Web page and app entries:
──────────────────────────────
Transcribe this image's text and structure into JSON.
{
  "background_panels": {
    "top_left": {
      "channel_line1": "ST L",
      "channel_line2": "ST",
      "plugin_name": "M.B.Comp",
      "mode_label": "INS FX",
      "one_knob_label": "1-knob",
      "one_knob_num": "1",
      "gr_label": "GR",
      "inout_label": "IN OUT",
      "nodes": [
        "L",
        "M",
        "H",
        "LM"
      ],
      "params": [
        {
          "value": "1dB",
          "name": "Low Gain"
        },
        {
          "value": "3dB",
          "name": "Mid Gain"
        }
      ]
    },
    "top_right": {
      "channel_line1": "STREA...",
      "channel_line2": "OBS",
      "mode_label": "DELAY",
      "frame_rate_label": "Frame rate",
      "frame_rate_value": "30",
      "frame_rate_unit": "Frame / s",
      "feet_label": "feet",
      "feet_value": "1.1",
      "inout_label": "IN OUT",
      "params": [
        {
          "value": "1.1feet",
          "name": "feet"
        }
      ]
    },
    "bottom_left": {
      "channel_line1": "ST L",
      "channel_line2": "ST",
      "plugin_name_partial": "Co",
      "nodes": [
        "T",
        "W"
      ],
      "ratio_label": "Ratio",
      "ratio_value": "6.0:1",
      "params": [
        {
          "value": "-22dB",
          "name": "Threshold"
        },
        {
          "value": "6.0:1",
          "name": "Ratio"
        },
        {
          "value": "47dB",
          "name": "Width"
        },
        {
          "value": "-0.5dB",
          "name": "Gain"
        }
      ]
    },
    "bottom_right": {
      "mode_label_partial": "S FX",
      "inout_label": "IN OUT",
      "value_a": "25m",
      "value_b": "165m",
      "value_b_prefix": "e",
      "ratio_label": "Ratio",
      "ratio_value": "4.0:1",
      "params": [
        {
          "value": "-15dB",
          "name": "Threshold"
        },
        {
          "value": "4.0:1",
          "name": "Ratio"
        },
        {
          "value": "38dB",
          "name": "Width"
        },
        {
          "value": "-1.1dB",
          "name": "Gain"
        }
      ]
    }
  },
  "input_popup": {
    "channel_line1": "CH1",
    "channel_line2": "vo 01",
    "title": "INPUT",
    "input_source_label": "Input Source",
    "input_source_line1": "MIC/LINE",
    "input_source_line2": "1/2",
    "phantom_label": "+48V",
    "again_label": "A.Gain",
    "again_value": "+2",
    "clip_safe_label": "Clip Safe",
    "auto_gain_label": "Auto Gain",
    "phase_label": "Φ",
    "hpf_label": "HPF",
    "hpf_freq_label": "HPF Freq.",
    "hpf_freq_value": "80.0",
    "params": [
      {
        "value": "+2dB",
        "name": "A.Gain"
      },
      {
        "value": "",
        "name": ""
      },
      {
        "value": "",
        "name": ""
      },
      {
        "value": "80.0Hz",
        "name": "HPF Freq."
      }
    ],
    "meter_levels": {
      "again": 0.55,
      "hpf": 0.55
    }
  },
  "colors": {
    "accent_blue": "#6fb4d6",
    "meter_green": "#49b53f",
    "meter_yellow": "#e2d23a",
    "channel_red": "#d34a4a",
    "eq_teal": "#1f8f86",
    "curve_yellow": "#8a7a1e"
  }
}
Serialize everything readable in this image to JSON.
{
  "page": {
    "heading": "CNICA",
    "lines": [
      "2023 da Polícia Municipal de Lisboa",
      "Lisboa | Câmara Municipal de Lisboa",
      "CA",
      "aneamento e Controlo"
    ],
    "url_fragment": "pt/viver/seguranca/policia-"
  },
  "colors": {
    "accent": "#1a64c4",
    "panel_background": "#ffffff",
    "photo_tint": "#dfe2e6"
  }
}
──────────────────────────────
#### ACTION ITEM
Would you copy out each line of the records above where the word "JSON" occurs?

#### FINISHED EXERCISE
Transcribe this image's text and structure into JSON.
Serialize everything readable in this image to JSON.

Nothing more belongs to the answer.